The last column I wrote was about waiting for our bathroom to be remodeled so that Ella can have privacy and dignity. We’re happy to announce that this modification has been completed and Ella loves the new bathroom.
Each time we do a project allowing for greater independence, privacy, and dignity for Ella, I think back to when we first were told that she has SMA. It wasn’t an official diagnosis, but the neurologist said he was certain that she had it.
It was a cloudy day, and Lindsay and I took Ella to the University of Illinois at Chicago to meet with her neurologist and perform nerve conduction tests. We had no idea what this entailed. When we arrived, the doctor had Ella lie down on a bed, and he attached wires to her arms and legs. He told us the procedure might be quite uncomfortable for her.
When the tests started, Ella screamed and cried in pain. The electricity was going through her limbs gauging the nerve reactions. We cradled her head and held onto to her as best we could. Listening to our baby girl cry and scream while being unable to stop the hurt was unbearable. When the test was finally over, we held her close to us as the doctor spoke.
He told us that he suspected SMA as the disease responsible for her failure to meet her milestones. It was news that we didn’t want to hear. He told us how to get genetic testing done to be absolutely sure it was SMA.
We left the office and went back into our car in the parking lot. Ella seemed fine for having just gone through the torture of a nerve conduction test. She lay contently in her car seat. Lindsay and I closed our doors, and I put the keys in the ignition. I didn’t turn the car on, though. I just sat there, listening to the traffic and noise of downtown. Then it seemed as though everything went quiet, and I looked at Lindsay, who had a faraway look in her eyes. She turned to me and said, “What do we do now?” We knew that SMA was a possibility as a diagnosis, but hoped that would not be the outcome.
“I don’t know,” I replied.
The only sound that reached our ears was that of Ella babbling in the backseat. Tears formed in our eyes, and we knew that this would be a long road ahead of us.
I started the car and headed home. We didn’t speak much to each other on the ride home, and when we did, it was to reiterate how we felt: lost, shocked, and alone. Just the three of us were in the car, and it seemed like we were the only ones in the entire world.
When we got home, we sat Ella on the floor and gave her some toys to play with. She was our baby, and we knew that her life would be different from her siblings. At that time, there was no treatment or cure for SMA, but we knew that scientists and doctors were working hard to find one.

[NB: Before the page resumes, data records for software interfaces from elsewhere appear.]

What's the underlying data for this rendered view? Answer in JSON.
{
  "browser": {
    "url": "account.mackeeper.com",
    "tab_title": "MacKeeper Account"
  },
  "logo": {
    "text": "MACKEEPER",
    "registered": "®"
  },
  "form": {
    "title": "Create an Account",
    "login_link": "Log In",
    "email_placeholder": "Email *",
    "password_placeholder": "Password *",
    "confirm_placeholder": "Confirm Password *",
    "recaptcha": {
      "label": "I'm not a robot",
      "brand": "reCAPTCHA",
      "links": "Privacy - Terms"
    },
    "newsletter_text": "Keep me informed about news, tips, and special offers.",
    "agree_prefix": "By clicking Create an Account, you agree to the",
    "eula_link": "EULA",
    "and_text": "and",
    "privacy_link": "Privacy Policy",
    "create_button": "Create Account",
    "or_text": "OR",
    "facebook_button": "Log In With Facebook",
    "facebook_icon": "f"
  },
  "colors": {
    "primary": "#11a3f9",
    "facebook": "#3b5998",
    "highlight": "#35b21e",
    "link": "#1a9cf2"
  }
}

As we watched Ella play, we began talking about how we would handle the news. We knew that a genetic test would prove conclusively whether she had SMA, so we decided to take that test.
But we knew. The neurologist knew. We had eliminated all other options for her developmental delays, and SMA was the only one left. We watched her play and wondered how long it would take for her to lose abilities. We talked about timelines for treatments and cures and decided that we were Ella’s parents for a reason: to do our best to take care of her.
I turned to Lindsay and said, “We’re not here to save her, we’re here to take care of her and keep her alive until they find a treatment or cure.”
I feel that we have done a good job taking care of her. We have encouraged her independence, provided her with therapy, made several modifications to our house, treated her the way we treated our other kids, and spoke truthfully to her about her disease and its implications.
When we first introduced Ella to the new bathroom she was excited. She knew that we did it for her, and she knew that she would benefit from the privacy and dignity it offered. As she grows, we’ll undoubtedly have to provide more modifications —and we’ll tackle those projects while keeping in mind that we’re not here to save her, we’re here to take care of her.
Note: SMA News Today is strictly a news and information website about the disease. It does not provide medical advice, diagnosis, or treatment. This content is not intended to be a substitute for professional medical advice, diagnosis, or treatment. Always seek the advice of your physician or other qualified health provider with any questions you may have regarding a medical condition. Never disregard professional medical advice or delay in seeking it because of something you have read on this website. The opinions expressed in this column are not those of SMA News Today, or its parent company, BioNews Services, and are intended to spark discussion about issues pertaining to spinal muscular atrophy.